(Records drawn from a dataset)
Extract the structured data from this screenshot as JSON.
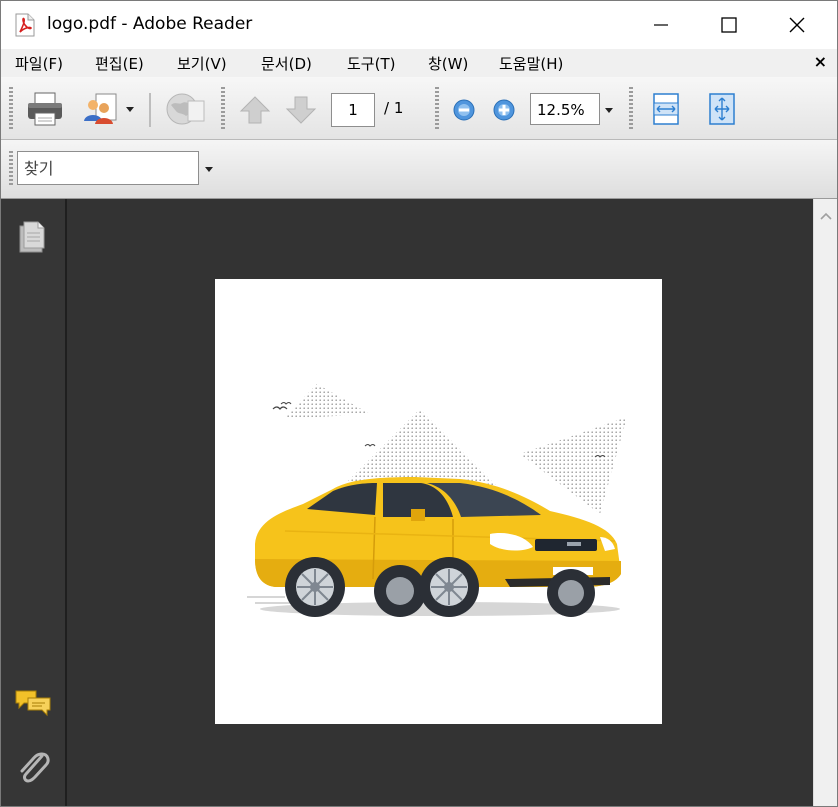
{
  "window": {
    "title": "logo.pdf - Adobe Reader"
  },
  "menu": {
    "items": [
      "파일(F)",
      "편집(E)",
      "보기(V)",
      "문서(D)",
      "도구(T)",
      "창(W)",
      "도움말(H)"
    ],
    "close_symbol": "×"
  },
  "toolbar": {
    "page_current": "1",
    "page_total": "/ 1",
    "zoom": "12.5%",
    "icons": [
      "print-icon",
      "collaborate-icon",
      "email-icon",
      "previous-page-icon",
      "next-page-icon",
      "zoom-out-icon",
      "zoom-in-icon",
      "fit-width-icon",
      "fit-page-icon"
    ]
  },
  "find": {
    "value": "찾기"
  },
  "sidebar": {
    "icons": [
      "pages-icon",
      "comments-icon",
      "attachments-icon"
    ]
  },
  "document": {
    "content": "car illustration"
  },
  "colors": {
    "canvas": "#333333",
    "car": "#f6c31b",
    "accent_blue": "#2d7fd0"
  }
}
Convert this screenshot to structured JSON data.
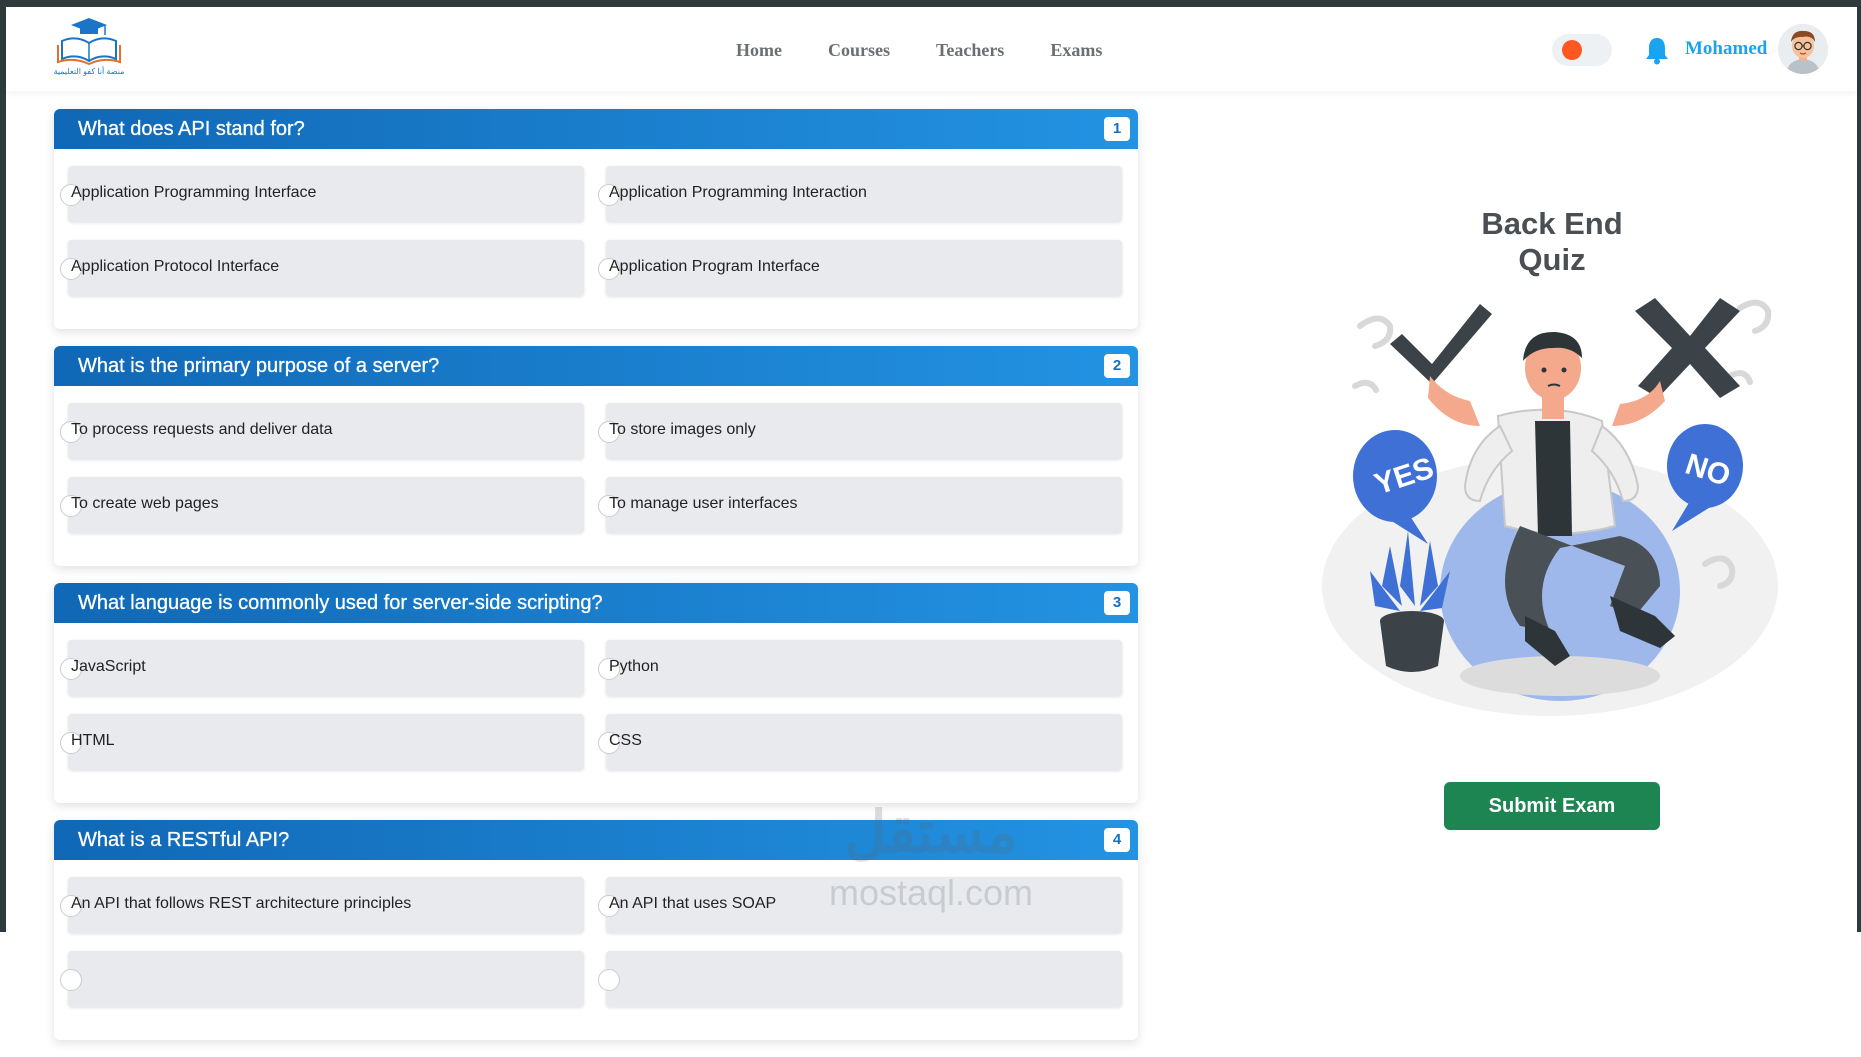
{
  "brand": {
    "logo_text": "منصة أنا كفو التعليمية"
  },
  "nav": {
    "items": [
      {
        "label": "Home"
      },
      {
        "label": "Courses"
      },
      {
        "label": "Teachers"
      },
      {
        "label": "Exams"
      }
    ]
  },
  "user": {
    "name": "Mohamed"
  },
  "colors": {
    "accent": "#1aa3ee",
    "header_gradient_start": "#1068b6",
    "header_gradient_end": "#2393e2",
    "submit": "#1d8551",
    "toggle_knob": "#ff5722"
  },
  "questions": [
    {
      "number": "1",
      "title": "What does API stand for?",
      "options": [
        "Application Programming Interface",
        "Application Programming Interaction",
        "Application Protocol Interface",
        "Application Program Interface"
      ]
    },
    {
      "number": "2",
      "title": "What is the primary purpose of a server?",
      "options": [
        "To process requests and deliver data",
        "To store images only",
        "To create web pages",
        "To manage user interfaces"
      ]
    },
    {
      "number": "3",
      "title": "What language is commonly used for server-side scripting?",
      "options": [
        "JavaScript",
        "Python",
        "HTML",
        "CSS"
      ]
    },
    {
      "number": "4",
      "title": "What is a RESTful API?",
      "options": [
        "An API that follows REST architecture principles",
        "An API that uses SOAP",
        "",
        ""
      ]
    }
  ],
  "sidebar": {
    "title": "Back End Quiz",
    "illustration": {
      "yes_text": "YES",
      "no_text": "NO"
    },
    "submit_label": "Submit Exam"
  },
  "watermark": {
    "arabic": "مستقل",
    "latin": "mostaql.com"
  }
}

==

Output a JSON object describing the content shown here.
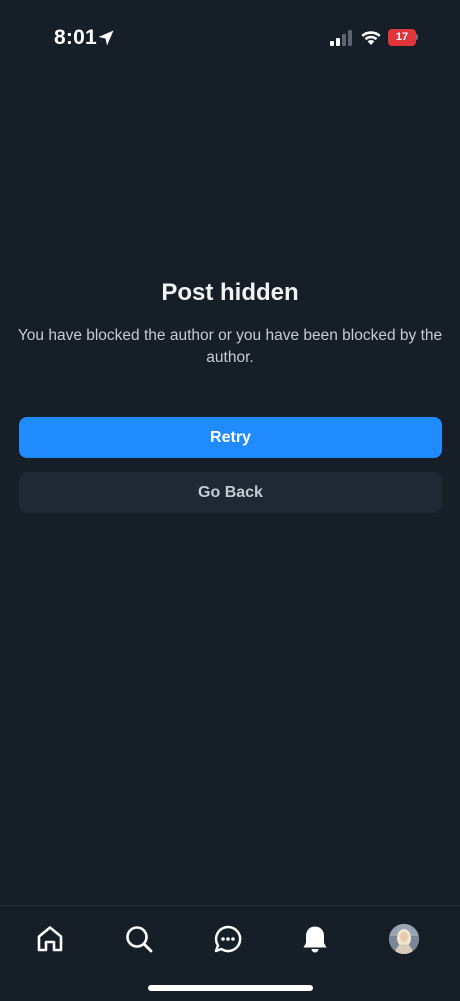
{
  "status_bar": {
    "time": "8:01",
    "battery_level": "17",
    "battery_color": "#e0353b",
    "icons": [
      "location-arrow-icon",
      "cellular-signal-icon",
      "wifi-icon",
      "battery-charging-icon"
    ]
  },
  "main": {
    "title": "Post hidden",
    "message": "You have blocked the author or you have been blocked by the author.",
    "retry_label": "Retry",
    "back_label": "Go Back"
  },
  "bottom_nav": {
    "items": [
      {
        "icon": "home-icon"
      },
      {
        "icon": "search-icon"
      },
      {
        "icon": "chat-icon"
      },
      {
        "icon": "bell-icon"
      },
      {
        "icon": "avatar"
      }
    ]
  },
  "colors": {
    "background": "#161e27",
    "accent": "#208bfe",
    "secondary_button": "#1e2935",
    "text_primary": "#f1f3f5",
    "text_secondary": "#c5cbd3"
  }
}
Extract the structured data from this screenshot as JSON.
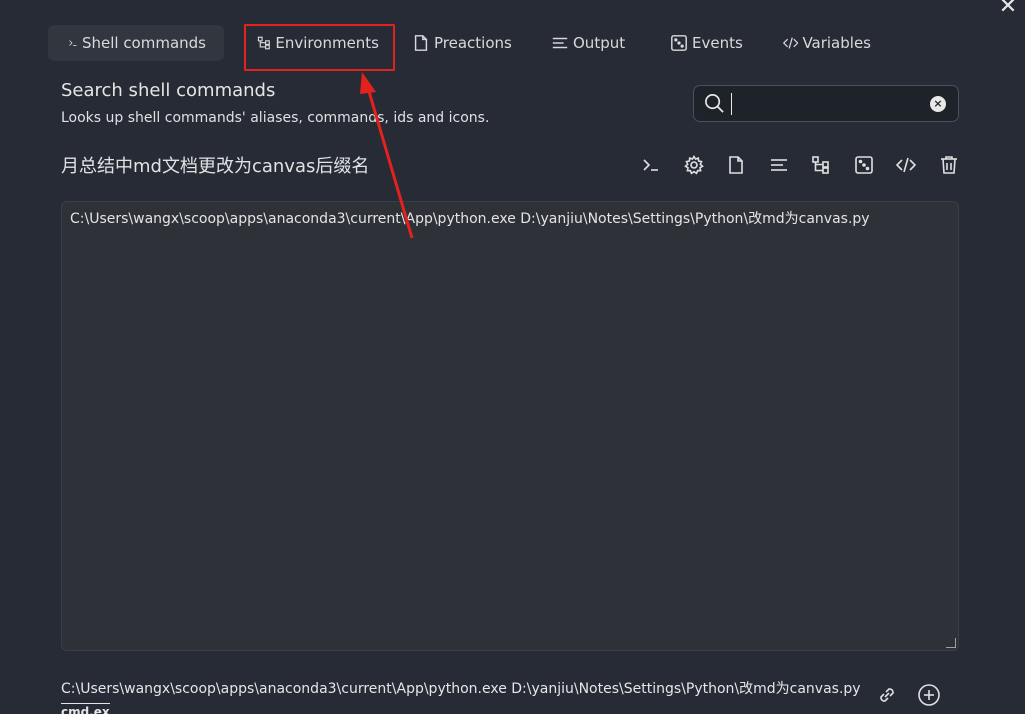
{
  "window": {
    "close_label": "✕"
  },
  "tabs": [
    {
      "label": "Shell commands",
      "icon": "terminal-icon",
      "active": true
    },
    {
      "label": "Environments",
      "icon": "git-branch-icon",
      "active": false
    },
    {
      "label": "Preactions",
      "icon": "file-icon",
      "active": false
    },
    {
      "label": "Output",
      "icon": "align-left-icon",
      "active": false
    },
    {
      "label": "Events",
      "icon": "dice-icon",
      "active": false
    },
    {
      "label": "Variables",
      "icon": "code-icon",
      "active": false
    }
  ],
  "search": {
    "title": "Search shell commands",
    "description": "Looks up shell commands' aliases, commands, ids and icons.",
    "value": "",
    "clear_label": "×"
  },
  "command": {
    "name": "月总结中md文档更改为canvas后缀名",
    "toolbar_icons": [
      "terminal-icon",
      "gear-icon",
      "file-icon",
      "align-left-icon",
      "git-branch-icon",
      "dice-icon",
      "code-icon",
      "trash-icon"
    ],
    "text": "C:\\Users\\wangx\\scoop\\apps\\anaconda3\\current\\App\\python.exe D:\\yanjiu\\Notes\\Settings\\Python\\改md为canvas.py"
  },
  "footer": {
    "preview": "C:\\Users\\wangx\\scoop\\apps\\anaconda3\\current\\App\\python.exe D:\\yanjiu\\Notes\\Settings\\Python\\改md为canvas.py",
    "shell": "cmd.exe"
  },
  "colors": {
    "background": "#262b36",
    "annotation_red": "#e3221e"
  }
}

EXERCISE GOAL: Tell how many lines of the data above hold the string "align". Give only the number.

OUTPUT FOR THIS EXERCISE: 2